## TASK ITEM
Whenever the word "this" turns up in a line of the data below, copy that line.

## RECORD EXCERPTS
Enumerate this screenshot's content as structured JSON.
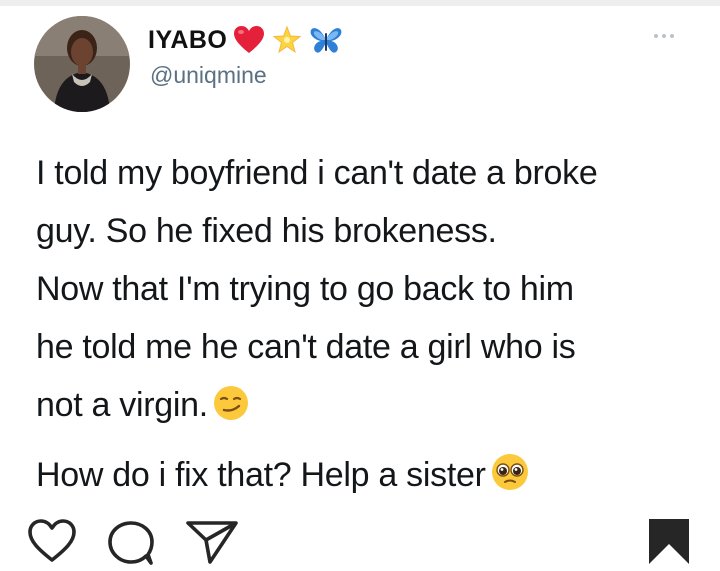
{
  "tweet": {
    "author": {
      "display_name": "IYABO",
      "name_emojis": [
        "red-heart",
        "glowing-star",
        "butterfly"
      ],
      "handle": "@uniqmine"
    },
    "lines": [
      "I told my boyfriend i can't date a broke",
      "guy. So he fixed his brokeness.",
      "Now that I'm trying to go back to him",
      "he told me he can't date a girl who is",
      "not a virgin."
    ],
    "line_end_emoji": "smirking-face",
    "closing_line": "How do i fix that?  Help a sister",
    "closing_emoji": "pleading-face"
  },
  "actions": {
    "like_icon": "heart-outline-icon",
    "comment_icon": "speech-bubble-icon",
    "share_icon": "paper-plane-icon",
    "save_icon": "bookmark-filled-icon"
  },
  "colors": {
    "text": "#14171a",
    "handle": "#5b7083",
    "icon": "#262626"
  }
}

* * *

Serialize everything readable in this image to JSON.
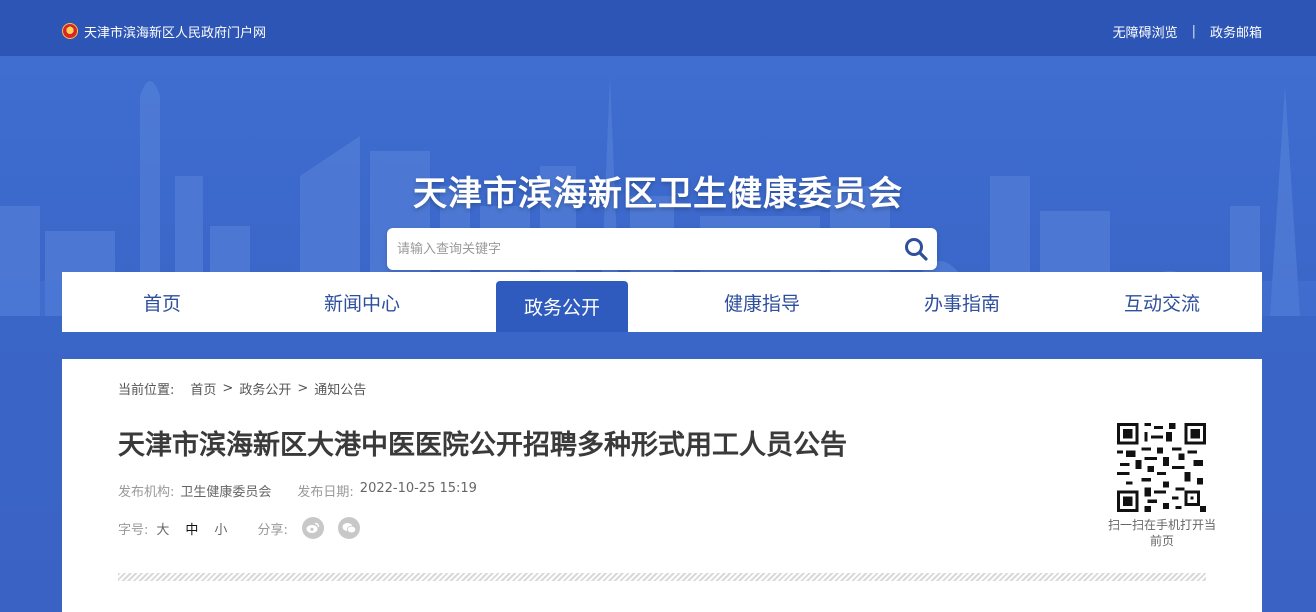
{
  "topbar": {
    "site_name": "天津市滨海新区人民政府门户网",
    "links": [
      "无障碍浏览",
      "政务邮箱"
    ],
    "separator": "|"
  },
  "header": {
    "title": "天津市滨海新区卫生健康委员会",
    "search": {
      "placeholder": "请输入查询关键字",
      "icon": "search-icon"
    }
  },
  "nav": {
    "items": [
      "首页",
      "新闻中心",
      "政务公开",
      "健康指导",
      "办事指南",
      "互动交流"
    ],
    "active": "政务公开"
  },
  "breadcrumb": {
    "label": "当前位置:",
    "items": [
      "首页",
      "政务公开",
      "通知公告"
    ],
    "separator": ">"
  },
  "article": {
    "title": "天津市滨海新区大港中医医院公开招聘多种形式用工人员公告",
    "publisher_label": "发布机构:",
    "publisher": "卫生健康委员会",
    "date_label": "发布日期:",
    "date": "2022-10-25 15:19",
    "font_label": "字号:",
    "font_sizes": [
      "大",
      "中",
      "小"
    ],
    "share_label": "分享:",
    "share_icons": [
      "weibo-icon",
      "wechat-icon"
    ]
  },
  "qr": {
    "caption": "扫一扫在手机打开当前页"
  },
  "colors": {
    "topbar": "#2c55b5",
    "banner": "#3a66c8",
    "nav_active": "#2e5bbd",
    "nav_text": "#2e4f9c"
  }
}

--

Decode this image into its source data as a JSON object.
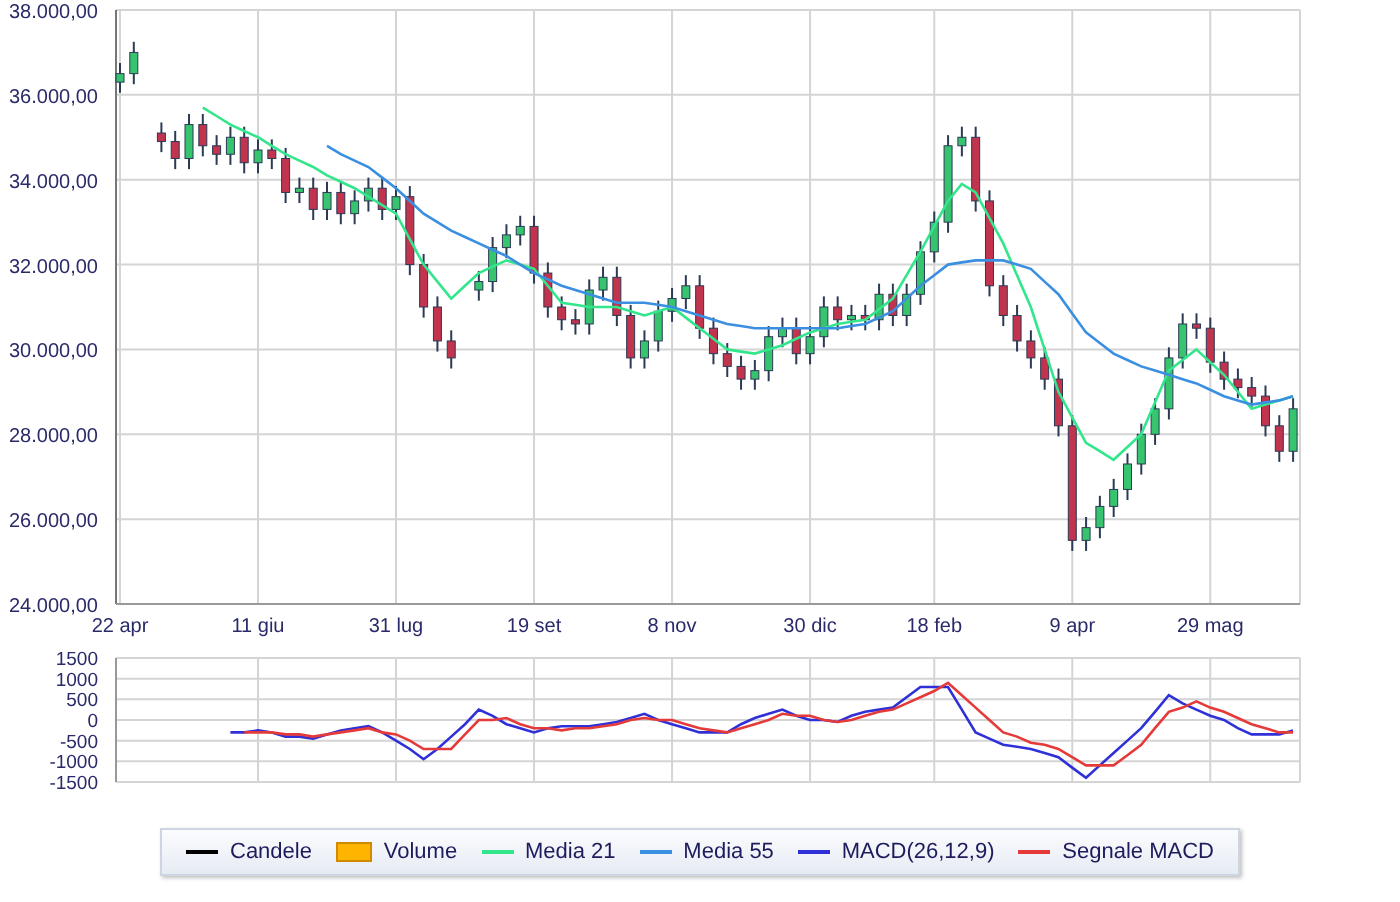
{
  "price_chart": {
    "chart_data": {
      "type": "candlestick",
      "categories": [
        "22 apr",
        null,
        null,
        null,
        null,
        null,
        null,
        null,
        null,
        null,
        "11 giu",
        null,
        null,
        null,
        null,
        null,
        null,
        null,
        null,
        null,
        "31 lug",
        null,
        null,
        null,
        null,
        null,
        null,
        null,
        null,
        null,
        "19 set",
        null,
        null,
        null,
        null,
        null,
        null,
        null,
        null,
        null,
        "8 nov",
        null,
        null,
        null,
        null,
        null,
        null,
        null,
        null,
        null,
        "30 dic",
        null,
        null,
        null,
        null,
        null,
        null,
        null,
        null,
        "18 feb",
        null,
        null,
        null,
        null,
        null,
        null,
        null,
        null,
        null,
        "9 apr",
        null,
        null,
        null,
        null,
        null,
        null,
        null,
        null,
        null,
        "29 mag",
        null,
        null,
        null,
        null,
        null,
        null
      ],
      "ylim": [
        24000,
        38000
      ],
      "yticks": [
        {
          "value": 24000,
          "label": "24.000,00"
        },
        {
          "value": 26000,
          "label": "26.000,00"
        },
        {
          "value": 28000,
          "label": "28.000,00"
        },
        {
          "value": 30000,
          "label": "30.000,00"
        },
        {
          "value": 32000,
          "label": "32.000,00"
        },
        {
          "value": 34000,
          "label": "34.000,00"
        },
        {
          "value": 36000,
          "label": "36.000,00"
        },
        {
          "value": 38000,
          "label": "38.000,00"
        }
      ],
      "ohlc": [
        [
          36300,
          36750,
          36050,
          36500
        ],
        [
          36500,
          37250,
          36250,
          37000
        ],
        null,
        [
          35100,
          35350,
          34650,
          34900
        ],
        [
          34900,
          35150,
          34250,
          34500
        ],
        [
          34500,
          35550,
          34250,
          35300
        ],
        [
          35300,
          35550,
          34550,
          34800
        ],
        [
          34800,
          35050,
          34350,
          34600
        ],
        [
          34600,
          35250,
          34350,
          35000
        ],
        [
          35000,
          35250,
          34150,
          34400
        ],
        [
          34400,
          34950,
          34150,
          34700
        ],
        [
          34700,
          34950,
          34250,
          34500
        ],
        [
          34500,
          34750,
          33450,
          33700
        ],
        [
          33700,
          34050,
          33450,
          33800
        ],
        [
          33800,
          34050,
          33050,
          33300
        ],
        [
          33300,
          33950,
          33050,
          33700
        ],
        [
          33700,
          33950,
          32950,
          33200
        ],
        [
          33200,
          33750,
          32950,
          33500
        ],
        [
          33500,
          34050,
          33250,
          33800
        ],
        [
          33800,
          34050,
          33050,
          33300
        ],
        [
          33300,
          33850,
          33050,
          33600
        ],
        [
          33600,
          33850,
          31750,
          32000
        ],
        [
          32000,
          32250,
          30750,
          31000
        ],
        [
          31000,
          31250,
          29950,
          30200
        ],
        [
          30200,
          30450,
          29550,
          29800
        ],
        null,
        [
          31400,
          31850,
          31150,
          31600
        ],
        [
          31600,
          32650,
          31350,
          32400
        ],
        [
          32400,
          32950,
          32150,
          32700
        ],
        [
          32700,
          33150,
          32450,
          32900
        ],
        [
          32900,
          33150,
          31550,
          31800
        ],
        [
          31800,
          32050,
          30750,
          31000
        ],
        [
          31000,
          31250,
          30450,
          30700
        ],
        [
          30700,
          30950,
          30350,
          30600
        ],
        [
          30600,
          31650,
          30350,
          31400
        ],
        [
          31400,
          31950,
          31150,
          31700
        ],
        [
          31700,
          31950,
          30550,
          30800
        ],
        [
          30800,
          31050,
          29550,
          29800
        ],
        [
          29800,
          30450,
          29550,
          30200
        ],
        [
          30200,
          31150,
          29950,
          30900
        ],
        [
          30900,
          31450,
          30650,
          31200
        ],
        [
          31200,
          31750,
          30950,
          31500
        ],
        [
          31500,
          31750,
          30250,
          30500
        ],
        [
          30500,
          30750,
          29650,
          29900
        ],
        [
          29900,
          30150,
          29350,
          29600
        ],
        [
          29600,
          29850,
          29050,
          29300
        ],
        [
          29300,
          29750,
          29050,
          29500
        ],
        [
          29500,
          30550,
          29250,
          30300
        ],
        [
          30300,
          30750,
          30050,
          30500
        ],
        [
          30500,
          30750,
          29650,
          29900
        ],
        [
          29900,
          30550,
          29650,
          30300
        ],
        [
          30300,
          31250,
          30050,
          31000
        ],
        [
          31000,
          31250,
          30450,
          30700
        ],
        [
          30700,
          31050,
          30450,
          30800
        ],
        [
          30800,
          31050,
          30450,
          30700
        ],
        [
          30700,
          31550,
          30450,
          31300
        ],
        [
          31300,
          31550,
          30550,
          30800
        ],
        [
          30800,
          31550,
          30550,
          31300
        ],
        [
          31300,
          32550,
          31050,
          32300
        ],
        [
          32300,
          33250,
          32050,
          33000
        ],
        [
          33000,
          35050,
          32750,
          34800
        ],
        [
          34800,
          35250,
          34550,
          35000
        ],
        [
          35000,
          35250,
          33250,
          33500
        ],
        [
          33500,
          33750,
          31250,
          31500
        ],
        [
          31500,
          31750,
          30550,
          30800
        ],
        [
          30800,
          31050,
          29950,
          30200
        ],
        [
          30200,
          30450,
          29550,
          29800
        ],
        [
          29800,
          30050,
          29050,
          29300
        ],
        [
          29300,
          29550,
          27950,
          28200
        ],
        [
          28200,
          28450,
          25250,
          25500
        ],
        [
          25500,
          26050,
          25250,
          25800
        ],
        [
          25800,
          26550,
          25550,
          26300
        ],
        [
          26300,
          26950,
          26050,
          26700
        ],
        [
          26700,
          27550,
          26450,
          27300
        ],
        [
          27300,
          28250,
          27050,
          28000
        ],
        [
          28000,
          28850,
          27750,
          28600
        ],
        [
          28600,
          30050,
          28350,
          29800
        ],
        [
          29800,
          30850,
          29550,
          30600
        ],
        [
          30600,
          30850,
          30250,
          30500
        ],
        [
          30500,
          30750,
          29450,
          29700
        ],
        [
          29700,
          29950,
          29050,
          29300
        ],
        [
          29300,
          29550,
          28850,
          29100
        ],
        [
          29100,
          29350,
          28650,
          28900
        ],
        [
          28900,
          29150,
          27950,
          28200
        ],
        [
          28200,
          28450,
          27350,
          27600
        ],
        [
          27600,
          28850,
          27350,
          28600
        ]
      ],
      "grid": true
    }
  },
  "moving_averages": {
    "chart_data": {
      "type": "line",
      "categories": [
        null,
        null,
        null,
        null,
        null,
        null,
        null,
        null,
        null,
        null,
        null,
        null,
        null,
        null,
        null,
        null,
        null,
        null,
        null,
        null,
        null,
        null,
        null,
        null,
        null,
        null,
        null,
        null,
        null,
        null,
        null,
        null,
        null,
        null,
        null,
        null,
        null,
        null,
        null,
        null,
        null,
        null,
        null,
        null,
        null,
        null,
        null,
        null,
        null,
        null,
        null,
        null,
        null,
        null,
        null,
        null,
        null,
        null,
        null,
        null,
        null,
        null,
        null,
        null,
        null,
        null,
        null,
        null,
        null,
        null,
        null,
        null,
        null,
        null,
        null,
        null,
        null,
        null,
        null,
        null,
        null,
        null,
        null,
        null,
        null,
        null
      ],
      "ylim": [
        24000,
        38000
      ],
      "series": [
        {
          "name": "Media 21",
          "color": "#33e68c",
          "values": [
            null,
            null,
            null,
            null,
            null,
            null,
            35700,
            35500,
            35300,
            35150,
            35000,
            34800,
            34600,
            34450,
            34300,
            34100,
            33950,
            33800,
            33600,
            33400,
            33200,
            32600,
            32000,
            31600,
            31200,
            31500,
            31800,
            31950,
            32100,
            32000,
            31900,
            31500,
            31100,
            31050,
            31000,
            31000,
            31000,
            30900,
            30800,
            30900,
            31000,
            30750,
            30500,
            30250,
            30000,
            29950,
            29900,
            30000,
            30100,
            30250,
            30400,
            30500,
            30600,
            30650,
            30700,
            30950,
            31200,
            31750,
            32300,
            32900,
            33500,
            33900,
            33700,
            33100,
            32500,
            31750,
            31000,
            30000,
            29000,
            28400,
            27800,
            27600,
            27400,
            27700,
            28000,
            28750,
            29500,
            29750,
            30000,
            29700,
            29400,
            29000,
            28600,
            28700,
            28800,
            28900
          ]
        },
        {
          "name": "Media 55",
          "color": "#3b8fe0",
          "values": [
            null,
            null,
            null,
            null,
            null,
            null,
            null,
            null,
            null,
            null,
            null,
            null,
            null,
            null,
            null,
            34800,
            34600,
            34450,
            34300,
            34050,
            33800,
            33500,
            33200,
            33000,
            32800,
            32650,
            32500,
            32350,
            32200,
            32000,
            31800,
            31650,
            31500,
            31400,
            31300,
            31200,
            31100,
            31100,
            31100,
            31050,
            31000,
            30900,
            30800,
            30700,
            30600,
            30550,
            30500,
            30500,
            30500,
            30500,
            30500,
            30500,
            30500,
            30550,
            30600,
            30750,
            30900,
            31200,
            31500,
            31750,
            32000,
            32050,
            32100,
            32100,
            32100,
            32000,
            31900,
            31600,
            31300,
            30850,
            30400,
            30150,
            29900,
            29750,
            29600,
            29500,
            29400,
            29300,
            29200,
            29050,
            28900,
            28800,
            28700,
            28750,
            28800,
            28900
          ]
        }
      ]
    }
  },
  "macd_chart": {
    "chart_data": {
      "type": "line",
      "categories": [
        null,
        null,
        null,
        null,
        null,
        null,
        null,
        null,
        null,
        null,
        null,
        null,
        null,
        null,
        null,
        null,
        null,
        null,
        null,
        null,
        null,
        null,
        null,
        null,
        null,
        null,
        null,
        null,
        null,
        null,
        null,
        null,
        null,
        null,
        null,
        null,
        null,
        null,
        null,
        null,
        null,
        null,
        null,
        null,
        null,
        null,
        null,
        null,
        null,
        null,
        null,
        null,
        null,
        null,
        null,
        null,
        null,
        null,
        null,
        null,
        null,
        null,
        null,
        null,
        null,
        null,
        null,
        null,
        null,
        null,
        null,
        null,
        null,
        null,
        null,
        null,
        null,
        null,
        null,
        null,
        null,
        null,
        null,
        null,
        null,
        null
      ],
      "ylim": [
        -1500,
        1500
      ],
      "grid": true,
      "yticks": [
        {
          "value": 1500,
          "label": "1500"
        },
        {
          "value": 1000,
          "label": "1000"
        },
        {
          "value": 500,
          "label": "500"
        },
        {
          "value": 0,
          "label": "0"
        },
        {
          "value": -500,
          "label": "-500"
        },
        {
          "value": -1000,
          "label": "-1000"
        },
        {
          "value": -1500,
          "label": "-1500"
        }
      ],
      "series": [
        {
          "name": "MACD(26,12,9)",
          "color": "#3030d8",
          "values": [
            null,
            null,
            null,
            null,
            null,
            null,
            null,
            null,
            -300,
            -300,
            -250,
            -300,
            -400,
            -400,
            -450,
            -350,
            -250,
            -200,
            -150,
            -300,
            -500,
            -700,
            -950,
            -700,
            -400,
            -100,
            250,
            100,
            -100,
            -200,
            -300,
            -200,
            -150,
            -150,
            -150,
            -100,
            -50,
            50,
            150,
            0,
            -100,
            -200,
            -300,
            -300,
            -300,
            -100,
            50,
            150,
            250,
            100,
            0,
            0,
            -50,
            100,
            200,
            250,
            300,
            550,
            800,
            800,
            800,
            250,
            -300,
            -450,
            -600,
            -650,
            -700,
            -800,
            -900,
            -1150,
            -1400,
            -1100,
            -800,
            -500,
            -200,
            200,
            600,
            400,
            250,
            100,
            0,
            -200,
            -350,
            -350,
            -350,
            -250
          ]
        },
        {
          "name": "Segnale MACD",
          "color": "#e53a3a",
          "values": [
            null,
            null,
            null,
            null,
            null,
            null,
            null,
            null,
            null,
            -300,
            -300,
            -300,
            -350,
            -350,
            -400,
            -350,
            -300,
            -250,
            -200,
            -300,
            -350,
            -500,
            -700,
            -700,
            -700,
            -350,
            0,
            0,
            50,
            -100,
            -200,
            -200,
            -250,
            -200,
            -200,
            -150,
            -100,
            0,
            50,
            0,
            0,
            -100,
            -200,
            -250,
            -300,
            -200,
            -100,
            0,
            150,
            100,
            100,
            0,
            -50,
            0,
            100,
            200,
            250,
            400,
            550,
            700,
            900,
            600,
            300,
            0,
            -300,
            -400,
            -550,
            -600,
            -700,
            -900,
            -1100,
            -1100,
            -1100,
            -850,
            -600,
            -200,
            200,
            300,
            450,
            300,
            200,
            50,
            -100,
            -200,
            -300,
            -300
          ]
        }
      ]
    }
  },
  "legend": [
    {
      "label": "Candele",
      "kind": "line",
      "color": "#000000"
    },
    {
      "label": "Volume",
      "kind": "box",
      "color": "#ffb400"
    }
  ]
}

## YOUR RESPONSE
Enumerate this screenshot's content as structured JSON.
Serialize everything readable in this image to JSON.
Decode this image into its source data as a JSON object.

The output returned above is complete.